Outside of this immediate information regarding what his general associations were, Ullr is sort of enigmatic. No written record attests to what he was specifically the god of.
We know Ullr was handsome and multi-talented, residing in a location known as Ýdalir (“Yew Dales”). He was called “Glorious One” by his followers. Also, his biological father isn’t known. This is particularly unusual, considering one’s paternity is generally of great importance in Germanic religion.
Gna is a goddess of wind and swiftness. She was also the messenger and errand runner for Frigg. Fast and efficient, Gna rode on a horse that could both fly and walk on water. The steed was so impressive, some Vanir made note of it during its travels.

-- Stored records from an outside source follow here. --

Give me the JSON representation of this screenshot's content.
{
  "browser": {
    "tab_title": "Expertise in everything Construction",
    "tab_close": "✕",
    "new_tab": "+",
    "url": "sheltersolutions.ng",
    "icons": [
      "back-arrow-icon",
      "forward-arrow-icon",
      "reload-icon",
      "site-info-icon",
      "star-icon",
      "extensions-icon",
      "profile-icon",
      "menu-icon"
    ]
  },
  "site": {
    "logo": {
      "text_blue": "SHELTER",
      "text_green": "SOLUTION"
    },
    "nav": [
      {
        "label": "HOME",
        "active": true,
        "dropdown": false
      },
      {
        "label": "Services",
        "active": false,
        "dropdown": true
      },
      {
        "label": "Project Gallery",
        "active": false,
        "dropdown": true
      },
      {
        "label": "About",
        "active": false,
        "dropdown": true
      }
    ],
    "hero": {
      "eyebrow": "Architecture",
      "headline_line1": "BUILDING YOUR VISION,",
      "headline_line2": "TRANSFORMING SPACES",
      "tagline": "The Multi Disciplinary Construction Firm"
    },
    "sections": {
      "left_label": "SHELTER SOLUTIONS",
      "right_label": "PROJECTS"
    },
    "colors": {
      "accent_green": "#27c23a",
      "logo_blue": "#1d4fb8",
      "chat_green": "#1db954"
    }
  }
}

The name of Gna’s horse was Hófvarpnir, which means “hoof kicker.” It was one of many legendary steeds in Old Germanic religions.
Sol (also called Sunna) is the sun goddess. She is the sister of the personified moon, Mani. These Norse deities had some of the worst luck, being chased by some hungry, supernatural wolves.
The only solace (pun intentional, please laugh) is that after Ragnarok, the sun does return. When it does, it doesn’t have to worry about some monster offspring of Fenrir biting their ankles.
Technically, Bil comes as a pair. She is the sister of another semi-divine child, Hjúki. Together, these sibs represent the phases of the moon. For some reason or another, Mani had taken them up as his attendants.
The story of Hjúki and Bil resonates with the broader European tale of Jack and Jill. Although not necessarily major members of the Aesir, the pair were likely worshiped alongside Mani.